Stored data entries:
==============================
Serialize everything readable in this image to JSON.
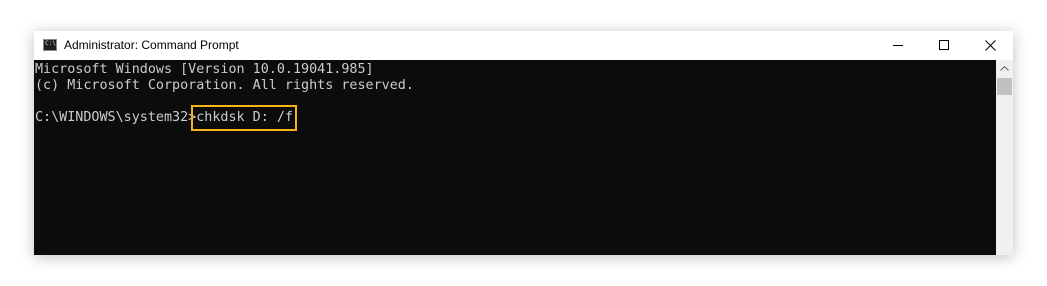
{
  "window": {
    "title": "Administrator: Command Prompt",
    "app_icon_text": "C:\\",
    "icons": {
      "app": "command-prompt-icon",
      "minimize": "minimize-icon",
      "maximize": "maximize-icon",
      "close": "close-icon",
      "scroll_up": "chevron-up-icon"
    }
  },
  "console": {
    "lines": [
      "Microsoft Windows [Version 10.0.19041.985]",
      "(c) Microsoft Corporation. All rights reserved."
    ],
    "prompt": "C:\\WINDOWS\\system32>",
    "command": "chkdsk D: /f"
  },
  "colors": {
    "console_background": "#0c0c0c",
    "console_text": "#cccccc",
    "highlight": "#f6b21c",
    "titlebar": "#ffffff"
  }
}
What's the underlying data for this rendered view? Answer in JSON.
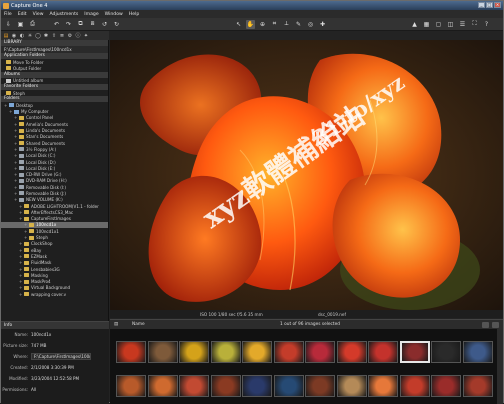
{
  "window": {
    "title": "Capture One 4"
  },
  "menu": [
    "File",
    "Edit",
    "View",
    "Adjustments",
    "Image",
    "Window",
    "Help"
  ],
  "panels": {
    "library": "LIBRARY",
    "path": "F:\\Capture\\FirstImages\\100ncd1x",
    "app_folders_hdr": "Application Folders",
    "app_folders": [
      "Move To Folder",
      "Output Folder"
    ],
    "albums_hdr": "Albums",
    "albums": [
      "Untitled album"
    ],
    "favorites_hdr": "Favorite Folders",
    "favorites": [
      "Steph"
    ],
    "folders_hdr": "Folders",
    "folders": [
      {
        "label": "Desktop",
        "level": 0,
        "icon": "pc"
      },
      {
        "label": "My Computer",
        "level": 1,
        "icon": "pc"
      },
      {
        "label": "Control Panel",
        "level": 2,
        "icon": "folder"
      },
      {
        "label": "Amelia's Documents",
        "level": 2,
        "icon": "folder"
      },
      {
        "label": "Linda's Documents",
        "level": 2,
        "icon": "folder"
      },
      {
        "label": "Stan's Documents",
        "level": 2,
        "icon": "folder"
      },
      {
        "label": "Shared Documents",
        "level": 2,
        "icon": "folder"
      },
      {
        "label": "3½ Floppy (A:)",
        "level": 2,
        "icon": "drive"
      },
      {
        "label": "Local Disk (C:)",
        "level": 2,
        "icon": "drive"
      },
      {
        "label": "Local Disk (D:)",
        "level": 2,
        "icon": "drive"
      },
      {
        "label": "Local Disk (E:)",
        "level": 2,
        "icon": "drive"
      },
      {
        "label": "CD-RW Drive (G:)",
        "level": 2,
        "icon": "drive"
      },
      {
        "label": "DVD-RAM Drive (H:)",
        "level": 2,
        "icon": "drive"
      },
      {
        "label": "Removable Disk (I:)",
        "level": 2,
        "icon": "drive"
      },
      {
        "label": "Removable Disk (J:)",
        "level": 2,
        "icon": "drive"
      },
      {
        "label": "NEW VOLUME (K:)",
        "level": 2,
        "icon": "drive"
      },
      {
        "label": "ADOBE LIGHTROOM(V1.1 - folder",
        "level": 3,
        "icon": "folder"
      },
      {
        "label": "AfterEffectsCS3_Mac",
        "level": 3,
        "icon": "folder"
      },
      {
        "label": "CaptureFirstImages",
        "level": 3,
        "icon": "folder"
      },
      {
        "label": "100ncd1x",
        "level": 4,
        "icon": "folder",
        "state": "sel"
      },
      {
        "label": "100ncd1x1",
        "level": 4,
        "icon": "folder"
      },
      {
        "label": "Steph",
        "level": 4,
        "icon": "folder"
      },
      {
        "label": "ClockShop",
        "level": 3,
        "icon": "folder"
      },
      {
        "label": "eBay",
        "level": 3,
        "icon": "folder"
      },
      {
        "label": "EZMask",
        "level": 3,
        "icon": "folder"
      },
      {
        "label": "FluidMask",
        "level": 3,
        "icon": "folder"
      },
      {
        "label": "Lensbabies3G",
        "level": 3,
        "icon": "folder"
      },
      {
        "label": "Masking",
        "level": 3,
        "icon": "folder"
      },
      {
        "label": "MaskPro4",
        "level": 3,
        "icon": "folder"
      },
      {
        "label": "Virtual Background",
        "level": 3,
        "icon": "folder"
      },
      {
        "label": "wrapping cover.v",
        "level": 3,
        "icon": "folder"
      }
    ]
  },
  "info": {
    "header": "Info",
    "name_label": "Name:",
    "name": "100ncd1x",
    "size_label": "Picture size:",
    "size": "747 MB",
    "where_label": "Where:",
    "where": "F:\\Capture\\FirstImages\\100ncd1x",
    "created_label": "Created:",
    "created": "2/1/2008 3:30:39 PM",
    "modified_label": "Modified:",
    "modified": "3/23/2004 12:52:58 PM",
    "permissions_label": "Permissions:",
    "permissions": "All"
  },
  "viewer": {
    "exposure": "ISO 100  1/80 sec  f/5.6  35 mm",
    "filename": "dsc_0019.nef",
    "watermark_1": "xyz軟體補給站",
    "watermark_2": "31-to/xyz"
  },
  "browser": {
    "sort_label": "Name",
    "count": "1 out of 96 images selected"
  },
  "thumb_colors": [
    "#c8381f",
    "#7e5a3a",
    "#d4a21a",
    "#b9b03a",
    "#e3a92a",
    "#c43c2a",
    "#b82a3a",
    "#d43a2a",
    "#c4322c",
    "#8a2c2c",
    "#2a2a2a",
    "#3e5a8a",
    "#b85a2a",
    "#cf6a2f",
    "#c24a32",
    "#8a3a22",
    "#2a3a6a",
    "#264a74",
    "#7c3a24",
    "#b48a58",
    "#e6783a",
    "#c33c2a",
    "#9a2c2a",
    "#a43a2a"
  ],
  "accent": "#f0a020"
}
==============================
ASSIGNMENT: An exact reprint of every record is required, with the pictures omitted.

SOLUTION FOR THIS PROBLEM:
Serialize everything readable in this image to JSON.
{
  "window": {
    "title": "Administrator: Command Prompt",
    "app_icon_text": "C:\\",
    "icons": {
      "app": "command-prompt-icon",
      "minimize": "minimize-icon",
      "maximize": "maximize-icon",
      "close": "close-icon",
      "scroll_up": "chevron-up-icon"
    }
  },
  "console": {
    "lines": [
      "Microsoft Windows [Version 10.0.19041.985]",
      "(c) Microsoft Corporation. All rights reserved."
    ],
    "prompt": "C:\\WINDOWS\\system32>",
    "command": "chkdsk D: /f"
  },
  "colors": {
    "console_background": "#0c0c0c",
    "console_text": "#cccccc",
    "highlight": "#f6b21c",
    "titlebar": "#ffffff"
  }
}
What's the underlying data for this rendered view? Answer in JSON.
{
  "window": {
    "title": "Capture One 4"
  },
  "menu": [
    "File",
    "Edit",
    "View",
    "Adjustments",
    "Image",
    "Window",
    "Help"
  ],
  "panels": {
    "library": "LIBRARY",
    "path": "F:\\Capture\\FirstImages\\100ncd1x",
    "app_folders_hdr": "Application Folders",
    "app_folders": [
      "Move To Folder",
      "Output Folder"
    ],
    "albums_hdr": "Albums",
    "albums": [
      "Untitled album"
    ],
    "favorites_hdr": "Favorite Folders",
    "favorites": [
      "Steph"
    ],
    "folders_hdr": "Folders",
    "folders": [
      {
        "label": "Desktop",
        "level": 0,
        "icon": "pc"
      },
      {
        "label": "My Computer",
        "level": 1,
        "icon": "pc"
      },
      {
        "label": "Control Panel",
        "level": 2,
        "icon": "folder"
      },
      {
        "label": "Amelia's Documents",
        "level": 2,
        "icon": "folder"
      },
      {
        "label": "Linda's Documents",
        "level": 2,
        "icon": "folder"
      },
      {
        "label": "Stan's Documents",
        "level": 2,
        "icon": "folder"
      },
      {
        "label": "Shared Documents",
        "level": 2,
        "icon": "folder"
      },
      {
        "label": "3½ Floppy (A:)",
        "level": 2,
        "icon": "drive"
      },
      {
        "label": "Local Disk (C:)",
        "level": 2,
        "icon": "drive"
      },
      {
        "label": "Local Disk (D:)",
        "level": 2,
        "icon": "drive"
      },
      {
        "label": "Local Disk (E:)",
        "level": 2,
        "icon": "drive"
      },
      {
        "label": "CD-RW Drive (G:)",
        "level": 2,
        "icon": "drive"
      },
      {
        "label": "DVD-RAM Drive (H:)",
        "level": 2,
        "icon": "drive"
      },
      {
        "label": "Removable Disk (I:)",
        "level": 2,
        "icon": "drive"
      },
      {
        "label": "Removable Disk (J:)",
        "level": 2,
        "icon": "drive"
      },
      {
        "label": "NEW VOLUME (K:)",
        "level": 2,
        "icon": "drive"
      },
      {
        "label": "ADOBE LIGHTROOM(V1.1 - folder",
        "level": 3,
        "icon": "folder"
      },
      {
        "label": "AfterEffectsCS3_Mac",
        "level": 3,
        "icon": "folder"
      },
      {
        "label": "CaptureFirstImages",
        "level": 3,
        "icon": "folder"
      },
      {
        "label": "100ncd1x",
        "level": 4,
        "icon": "folder",
        "state": "sel"
      },
      {
        "label": "100ncd1x1",
        "level": 4,
        "icon": "folder"
      },
      {
        "label": "Steph",
        "level": 4,
        "icon": "folder"
      },
      {
        "label": "ClockShop",
        "level": 3,
        "icon": "folder"
      },
      {
        "label": "eBay",
        "level": 3,
        "icon": "folder"
      },
      {
        "label": "EZMask",
        "level": 3,
        "icon": "folder"
      },
      {
        "label": "FluidMask",
        "level": 3,
        "icon": "folder"
      },
      {
        "label": "Lensbabies3G",
        "level": 3,
        "icon": "folder"
      },
      {
        "label": "Masking",
        "level": 3,
        "icon": "folder"
      },
      {
        "label": "MaskPro4",
        "level": 3,
        "icon": "folder"
      },
      {
        "label": "Virtual Background",
        "level": 3,
        "icon": "folder"
      },
      {
        "label": "wrapping cover.v",
        "level": 3,
        "icon": "folder"
      }
    ]
  },
  "info": {
    "header": "Info",
    "name_label": "Name:",
    "name": "100ncd1x",
    "size_label": "Picture size:",
    "size": "747 MB",
    "where_label": "Where:",
    "where": "F:\\Capture\\FirstImages\\100ncd1x",
    "created_label": "Created:",
    "created": "2/1/2008 3:30:39 PM",
    "modified_label": "Modified:",
    "modified": "3/23/2004 12:52:58 PM",
    "permissions_label": "Permissions:",
    "permissions": "All"
  },
  "viewer": {
    "exposure": "ISO 100  1/80 sec  f/5.6  35 mm",
    "filename": "dsc_0019.nef",
    "watermark_1": "xyz軟體補給站",
    "watermark_2": "31-to/xyz"
  },
  "browser": {
    "sort_label": "Name",
    "count": "1 out of 96 images selected"
  },
  "thumb_colors": [
    "#c8381f",
    "#7e5a3a",
    "#d4a21a",
    "#b9b03a",
    "#e3a92a",
    "#c43c2a",
    "#b82a3a",
    "#d43a2a",
    "#c4322c",
    "#8a2c2c",
    "#2a2a2a",
    "#3e5a8a",
    "#b85a2a",
    "#cf6a2f",
    "#c24a32",
    "#8a3a22",
    "#2a3a6a",
    "#264a74",
    "#7c3a24",
    "#b48a58",
    "#e6783a",
    "#c33c2a",
    "#9a2c2a",
    "#a43a2a"
  ],
  "accent": "#f0a020"
}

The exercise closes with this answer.